Indian, Chinese army officers meet to defuse border tensions
Local military commanders of India and China are holding a flag meeting today in a bid to resolve the situation arising out of the incursion by Chinese troops in Daulat Beg Oldi sector in Ladakh.delhi Updated: Apr 23, 2013 17:55 IST
Senior officers of the Indian and Chinese armies held a flag meeting in the Ladakh region of Jammu and Kashmir Tuesday following an incursion by troops of the Peoples Liberation Army. India hoped that the issue would be resolved peacefully as has happened with such incidents in the past.
The brigadier-level meeting was held at Daulat Beg Oldie, the highest airstrip in the world at 5,100 metres that India reactivated in 2008, sources said.
According to reports, Chinese troops intruded 10 km into Indian territory in the vicinity of Daulat Beg Oldie and set up a tented post there.
The Indian Army is also reported to have moved in more troops in the region. Beijing has denied any incursion across the Line of Actual Control (LAC), which is a notional line.
Flag meetings are a mechanism to deal with emergent situations. They supplement the border personnel meetings that are held twice a year at various points along the India-China border.
"Overall, India-China border area continues to remain peaceful. Similar incidents in the past have been resolved peacefully and we hope to resolve this incident too peacefully," external affairs ministry spokesperson Syed Akbaruddin told reporters here.
He said India believed that the ongoing incident could be handled on the basis of agreements between the two countries and the mechanisms established under them.
"The ongoing incident refers to the western sector of the India-China boundary and we see this as a face to face situation between border personnel of two sides due to differences on their alignment of the Line of Actual Control," he said.
"We therefore asked the Chinese side to maintain status quo in this sector and by this we mean status quo prior to this incident," he said.
Explaining the technicalities, Akbaruddin said: "Now the term face to face situation is not something that we have conjured up; it is something that is referred to in the 2005 protocol to the implementation of CBMs (confidence building measures) in the military field along the LAC."
According to him, article 4 of the protocol says that if the border personnel of the two sides come to a face to face situation on the alignment of the LAC, they shall exercise self-restraint and take all necessary steps to avoid an escalation of the situation.
"And then there are a whole listing of procedures that need to be followed and when we say face to face this is what we are referring to," he said.
"The ongoing incident is a localised event.
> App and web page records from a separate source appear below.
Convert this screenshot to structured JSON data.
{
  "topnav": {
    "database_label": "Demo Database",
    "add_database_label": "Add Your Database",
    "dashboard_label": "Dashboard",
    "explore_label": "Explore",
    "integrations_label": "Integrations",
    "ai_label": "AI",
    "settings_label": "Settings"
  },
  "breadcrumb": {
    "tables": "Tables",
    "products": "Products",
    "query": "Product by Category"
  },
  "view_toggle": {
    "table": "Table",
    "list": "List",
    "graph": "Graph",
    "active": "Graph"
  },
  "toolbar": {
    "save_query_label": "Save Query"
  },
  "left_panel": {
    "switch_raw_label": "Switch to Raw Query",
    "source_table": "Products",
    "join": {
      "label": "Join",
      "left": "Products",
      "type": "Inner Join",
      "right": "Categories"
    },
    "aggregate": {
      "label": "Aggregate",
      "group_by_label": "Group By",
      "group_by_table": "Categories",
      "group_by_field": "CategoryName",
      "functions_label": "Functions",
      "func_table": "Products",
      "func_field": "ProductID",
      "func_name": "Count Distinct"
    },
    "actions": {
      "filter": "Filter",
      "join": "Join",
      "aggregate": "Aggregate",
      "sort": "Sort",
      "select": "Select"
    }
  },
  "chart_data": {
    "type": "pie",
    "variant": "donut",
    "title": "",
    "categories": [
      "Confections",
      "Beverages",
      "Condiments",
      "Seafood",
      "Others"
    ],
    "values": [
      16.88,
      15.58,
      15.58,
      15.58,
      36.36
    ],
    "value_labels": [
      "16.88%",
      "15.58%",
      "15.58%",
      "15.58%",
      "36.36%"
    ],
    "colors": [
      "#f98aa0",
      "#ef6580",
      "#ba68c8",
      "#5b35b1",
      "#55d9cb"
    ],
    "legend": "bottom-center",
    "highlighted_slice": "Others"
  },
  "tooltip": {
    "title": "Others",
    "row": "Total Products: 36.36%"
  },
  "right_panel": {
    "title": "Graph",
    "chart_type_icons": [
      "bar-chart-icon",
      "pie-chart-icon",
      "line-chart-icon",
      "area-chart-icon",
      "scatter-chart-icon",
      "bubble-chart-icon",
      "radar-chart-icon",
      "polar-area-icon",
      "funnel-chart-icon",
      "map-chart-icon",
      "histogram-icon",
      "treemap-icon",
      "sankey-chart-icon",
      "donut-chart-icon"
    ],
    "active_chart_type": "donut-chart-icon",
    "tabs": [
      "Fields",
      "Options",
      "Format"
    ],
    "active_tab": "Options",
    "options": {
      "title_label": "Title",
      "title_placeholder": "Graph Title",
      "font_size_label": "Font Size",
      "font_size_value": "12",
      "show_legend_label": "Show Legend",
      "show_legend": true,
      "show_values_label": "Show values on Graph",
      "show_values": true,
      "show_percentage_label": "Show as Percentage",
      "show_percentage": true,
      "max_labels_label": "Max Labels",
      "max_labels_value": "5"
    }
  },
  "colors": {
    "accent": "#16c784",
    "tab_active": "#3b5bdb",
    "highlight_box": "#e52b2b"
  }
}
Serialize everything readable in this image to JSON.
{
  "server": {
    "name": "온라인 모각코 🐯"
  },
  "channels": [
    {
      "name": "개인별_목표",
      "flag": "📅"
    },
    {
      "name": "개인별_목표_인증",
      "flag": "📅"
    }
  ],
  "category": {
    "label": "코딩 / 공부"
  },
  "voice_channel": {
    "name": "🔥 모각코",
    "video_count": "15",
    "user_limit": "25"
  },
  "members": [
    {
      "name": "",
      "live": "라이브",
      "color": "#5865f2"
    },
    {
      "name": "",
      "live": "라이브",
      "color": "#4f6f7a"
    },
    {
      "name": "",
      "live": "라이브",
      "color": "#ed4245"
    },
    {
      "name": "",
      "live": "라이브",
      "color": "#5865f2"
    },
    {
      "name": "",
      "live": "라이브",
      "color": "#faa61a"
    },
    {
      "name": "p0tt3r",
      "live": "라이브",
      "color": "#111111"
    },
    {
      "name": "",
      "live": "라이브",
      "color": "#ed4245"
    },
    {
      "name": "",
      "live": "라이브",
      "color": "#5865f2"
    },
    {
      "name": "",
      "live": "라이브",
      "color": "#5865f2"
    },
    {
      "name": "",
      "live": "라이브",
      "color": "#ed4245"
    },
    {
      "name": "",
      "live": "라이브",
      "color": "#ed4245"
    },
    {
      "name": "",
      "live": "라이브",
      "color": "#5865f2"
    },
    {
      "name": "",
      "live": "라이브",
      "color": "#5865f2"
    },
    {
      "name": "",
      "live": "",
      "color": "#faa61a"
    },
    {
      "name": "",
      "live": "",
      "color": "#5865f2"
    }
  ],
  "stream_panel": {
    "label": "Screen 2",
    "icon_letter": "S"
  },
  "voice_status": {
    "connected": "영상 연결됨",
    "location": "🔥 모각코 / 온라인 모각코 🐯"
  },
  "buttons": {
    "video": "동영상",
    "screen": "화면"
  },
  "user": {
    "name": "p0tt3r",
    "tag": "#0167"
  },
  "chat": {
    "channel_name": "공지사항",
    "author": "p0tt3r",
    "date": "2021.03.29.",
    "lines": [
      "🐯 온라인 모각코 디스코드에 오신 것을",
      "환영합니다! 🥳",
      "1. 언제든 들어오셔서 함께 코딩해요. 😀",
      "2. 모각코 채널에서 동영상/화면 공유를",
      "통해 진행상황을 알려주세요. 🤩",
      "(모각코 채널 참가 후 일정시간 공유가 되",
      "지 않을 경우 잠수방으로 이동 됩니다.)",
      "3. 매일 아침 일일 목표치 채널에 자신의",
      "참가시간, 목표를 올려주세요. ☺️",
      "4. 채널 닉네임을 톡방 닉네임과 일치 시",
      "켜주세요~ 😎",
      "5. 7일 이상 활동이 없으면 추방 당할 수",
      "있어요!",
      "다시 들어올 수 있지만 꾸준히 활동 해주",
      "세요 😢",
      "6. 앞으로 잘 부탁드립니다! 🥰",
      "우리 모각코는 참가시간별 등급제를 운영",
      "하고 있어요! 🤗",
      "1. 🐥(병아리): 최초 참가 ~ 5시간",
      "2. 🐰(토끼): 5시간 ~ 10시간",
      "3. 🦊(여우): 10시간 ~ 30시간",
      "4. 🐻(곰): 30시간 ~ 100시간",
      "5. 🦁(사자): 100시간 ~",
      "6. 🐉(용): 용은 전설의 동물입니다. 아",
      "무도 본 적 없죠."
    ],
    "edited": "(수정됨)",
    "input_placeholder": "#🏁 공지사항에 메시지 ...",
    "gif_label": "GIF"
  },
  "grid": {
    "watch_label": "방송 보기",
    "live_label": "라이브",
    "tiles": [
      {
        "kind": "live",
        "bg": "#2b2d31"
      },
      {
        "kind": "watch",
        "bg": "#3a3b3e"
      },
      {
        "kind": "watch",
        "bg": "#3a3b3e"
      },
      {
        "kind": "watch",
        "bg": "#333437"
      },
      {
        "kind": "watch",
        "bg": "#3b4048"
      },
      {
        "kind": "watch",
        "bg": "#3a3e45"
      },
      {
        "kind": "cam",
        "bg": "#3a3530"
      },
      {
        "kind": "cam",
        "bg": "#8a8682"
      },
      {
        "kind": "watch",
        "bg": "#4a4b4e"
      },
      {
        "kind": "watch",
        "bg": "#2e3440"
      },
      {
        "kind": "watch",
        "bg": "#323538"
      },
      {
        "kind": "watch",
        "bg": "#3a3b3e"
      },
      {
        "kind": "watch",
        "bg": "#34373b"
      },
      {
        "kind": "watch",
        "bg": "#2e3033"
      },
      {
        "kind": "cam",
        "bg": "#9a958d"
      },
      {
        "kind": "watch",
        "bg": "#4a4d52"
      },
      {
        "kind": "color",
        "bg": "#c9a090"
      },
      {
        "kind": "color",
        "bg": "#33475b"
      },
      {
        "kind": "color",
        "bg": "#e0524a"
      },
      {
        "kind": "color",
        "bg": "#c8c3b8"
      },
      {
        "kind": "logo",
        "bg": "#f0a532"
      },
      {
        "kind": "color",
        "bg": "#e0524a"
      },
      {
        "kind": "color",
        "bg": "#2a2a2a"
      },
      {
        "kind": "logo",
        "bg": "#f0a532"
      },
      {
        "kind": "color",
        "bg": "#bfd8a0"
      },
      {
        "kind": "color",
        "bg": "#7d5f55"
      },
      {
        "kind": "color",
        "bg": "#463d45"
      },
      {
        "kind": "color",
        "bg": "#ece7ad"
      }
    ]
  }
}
This a sector in which there are differing perceptions of LAC and that is why we have since 1996 been maintaining that there is a need for both sides to work together in clarifying and confirming the LAC."
Listing out steps taken by India after the incident was reported April 15, Akbaruddin said: "This came to note on April 15 and April 16. Gautam Bambawale, joint secretary East Asia, who chairs the working mechanism for consultation and coordination on India-China border affairs spoke to his counterpart who is director general border affairs of the Chinese ministry of foreign affairs."
"Subsequently on April 18, there was a flag meeting. Following that on April 18, the foreign secretary expressed the concerns of the government of India to the ambassador of China in Delhi," he said.